[Opening Task material section]

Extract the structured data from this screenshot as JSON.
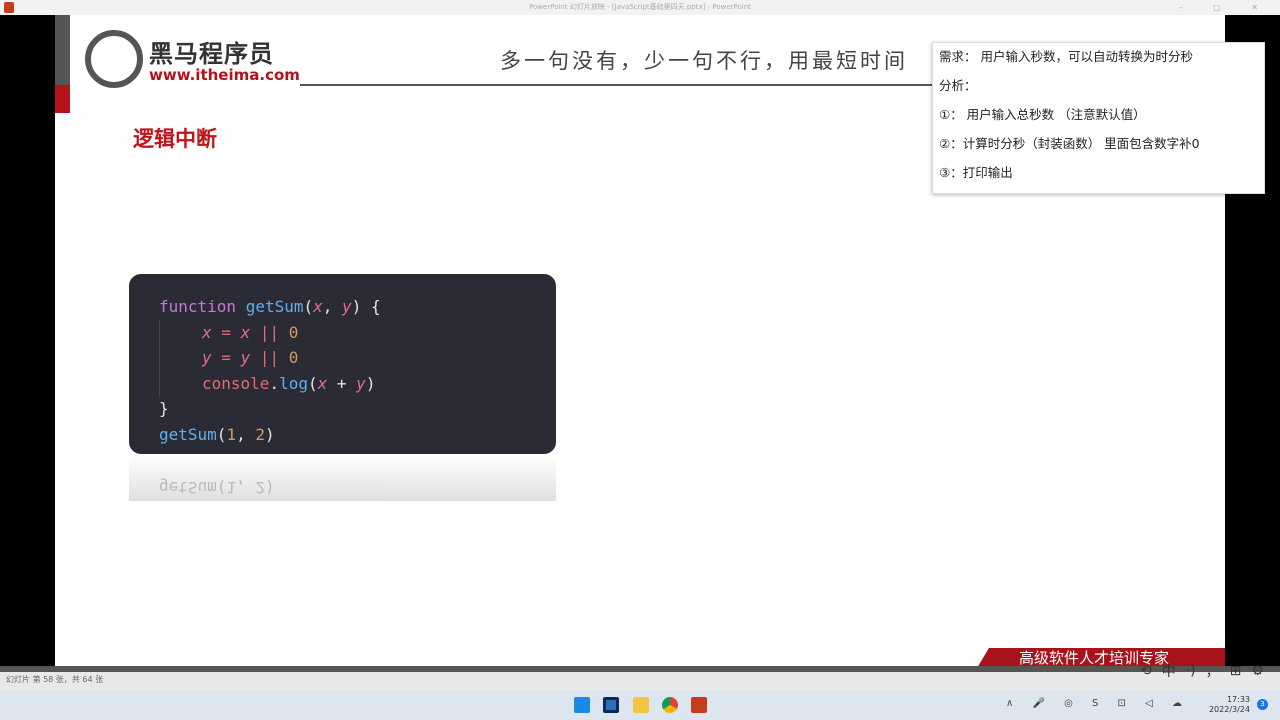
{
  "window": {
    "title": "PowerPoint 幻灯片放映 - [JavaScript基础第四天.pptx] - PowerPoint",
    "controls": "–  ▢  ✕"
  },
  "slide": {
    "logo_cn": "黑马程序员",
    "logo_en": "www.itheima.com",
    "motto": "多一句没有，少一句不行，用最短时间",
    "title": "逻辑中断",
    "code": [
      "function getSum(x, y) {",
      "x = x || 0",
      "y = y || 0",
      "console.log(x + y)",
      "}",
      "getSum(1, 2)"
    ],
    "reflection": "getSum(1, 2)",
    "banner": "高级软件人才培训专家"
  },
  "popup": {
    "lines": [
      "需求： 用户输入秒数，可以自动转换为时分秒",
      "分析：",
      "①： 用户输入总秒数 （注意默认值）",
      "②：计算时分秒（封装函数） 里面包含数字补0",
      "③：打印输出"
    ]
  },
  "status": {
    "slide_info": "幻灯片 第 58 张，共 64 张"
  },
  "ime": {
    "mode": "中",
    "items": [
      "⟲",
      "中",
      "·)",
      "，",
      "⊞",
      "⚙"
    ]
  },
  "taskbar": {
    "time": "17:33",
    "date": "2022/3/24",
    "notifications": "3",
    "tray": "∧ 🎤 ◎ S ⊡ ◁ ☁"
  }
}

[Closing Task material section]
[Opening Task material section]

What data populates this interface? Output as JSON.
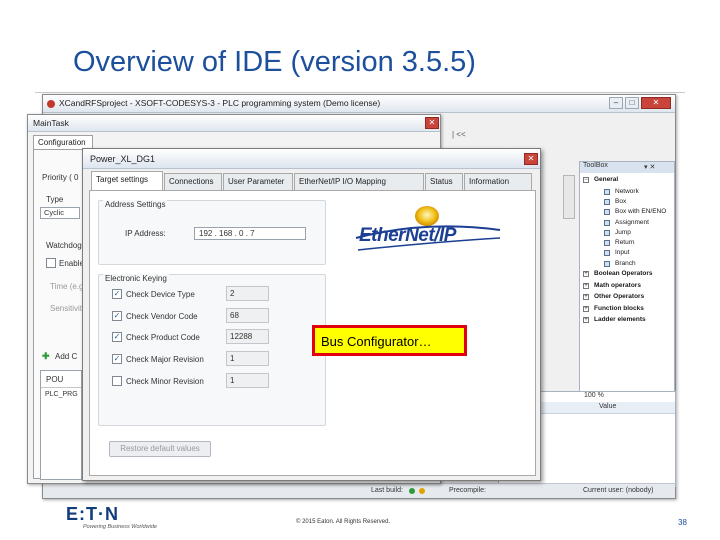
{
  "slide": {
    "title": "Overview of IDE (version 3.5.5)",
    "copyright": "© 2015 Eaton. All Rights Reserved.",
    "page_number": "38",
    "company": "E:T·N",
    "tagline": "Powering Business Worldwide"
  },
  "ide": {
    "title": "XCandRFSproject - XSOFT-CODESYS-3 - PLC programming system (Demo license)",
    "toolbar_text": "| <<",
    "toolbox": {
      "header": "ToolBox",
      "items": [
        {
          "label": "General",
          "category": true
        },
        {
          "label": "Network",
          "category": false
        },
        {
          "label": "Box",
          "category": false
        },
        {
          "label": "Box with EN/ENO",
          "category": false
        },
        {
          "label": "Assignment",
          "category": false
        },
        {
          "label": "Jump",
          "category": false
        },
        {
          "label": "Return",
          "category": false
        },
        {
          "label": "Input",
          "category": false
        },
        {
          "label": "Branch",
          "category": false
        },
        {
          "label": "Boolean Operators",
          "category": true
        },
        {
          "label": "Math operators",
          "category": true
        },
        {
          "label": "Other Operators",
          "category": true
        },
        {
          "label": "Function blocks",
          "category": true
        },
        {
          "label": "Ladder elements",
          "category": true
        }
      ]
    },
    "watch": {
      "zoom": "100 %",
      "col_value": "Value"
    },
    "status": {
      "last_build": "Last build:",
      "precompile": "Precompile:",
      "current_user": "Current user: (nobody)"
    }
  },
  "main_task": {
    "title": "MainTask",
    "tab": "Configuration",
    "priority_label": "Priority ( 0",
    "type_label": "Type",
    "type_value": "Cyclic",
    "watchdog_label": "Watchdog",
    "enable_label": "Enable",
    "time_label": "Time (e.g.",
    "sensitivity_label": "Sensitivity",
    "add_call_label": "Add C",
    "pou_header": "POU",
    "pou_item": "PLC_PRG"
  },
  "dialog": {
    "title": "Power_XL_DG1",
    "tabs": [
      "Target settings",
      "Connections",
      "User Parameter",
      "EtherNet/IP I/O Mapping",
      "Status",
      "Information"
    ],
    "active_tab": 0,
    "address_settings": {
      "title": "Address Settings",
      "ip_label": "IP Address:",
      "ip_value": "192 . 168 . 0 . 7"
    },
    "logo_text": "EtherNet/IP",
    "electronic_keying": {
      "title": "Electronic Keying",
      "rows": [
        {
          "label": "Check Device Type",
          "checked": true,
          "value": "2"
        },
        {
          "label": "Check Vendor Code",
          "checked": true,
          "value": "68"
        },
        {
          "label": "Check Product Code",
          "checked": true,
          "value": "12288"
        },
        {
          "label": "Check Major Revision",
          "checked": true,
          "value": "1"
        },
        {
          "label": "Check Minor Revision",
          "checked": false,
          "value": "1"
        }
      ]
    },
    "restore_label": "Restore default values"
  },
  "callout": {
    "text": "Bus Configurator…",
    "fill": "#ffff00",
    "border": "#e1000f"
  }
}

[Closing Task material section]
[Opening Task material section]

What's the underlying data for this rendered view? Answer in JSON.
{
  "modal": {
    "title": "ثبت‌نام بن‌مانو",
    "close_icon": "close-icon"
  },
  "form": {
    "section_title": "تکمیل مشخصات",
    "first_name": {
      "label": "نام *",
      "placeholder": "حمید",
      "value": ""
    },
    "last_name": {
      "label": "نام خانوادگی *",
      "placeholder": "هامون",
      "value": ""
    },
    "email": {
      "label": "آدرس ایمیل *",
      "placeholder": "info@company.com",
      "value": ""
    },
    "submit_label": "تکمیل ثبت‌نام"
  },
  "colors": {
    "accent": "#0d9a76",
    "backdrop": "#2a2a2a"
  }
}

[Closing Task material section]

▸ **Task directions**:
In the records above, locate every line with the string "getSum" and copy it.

▸ **Exercise response**:
      "function getSum(x, y) {",
      "getSum(1, 2)"
    "reflection": "getSum(1, 2)",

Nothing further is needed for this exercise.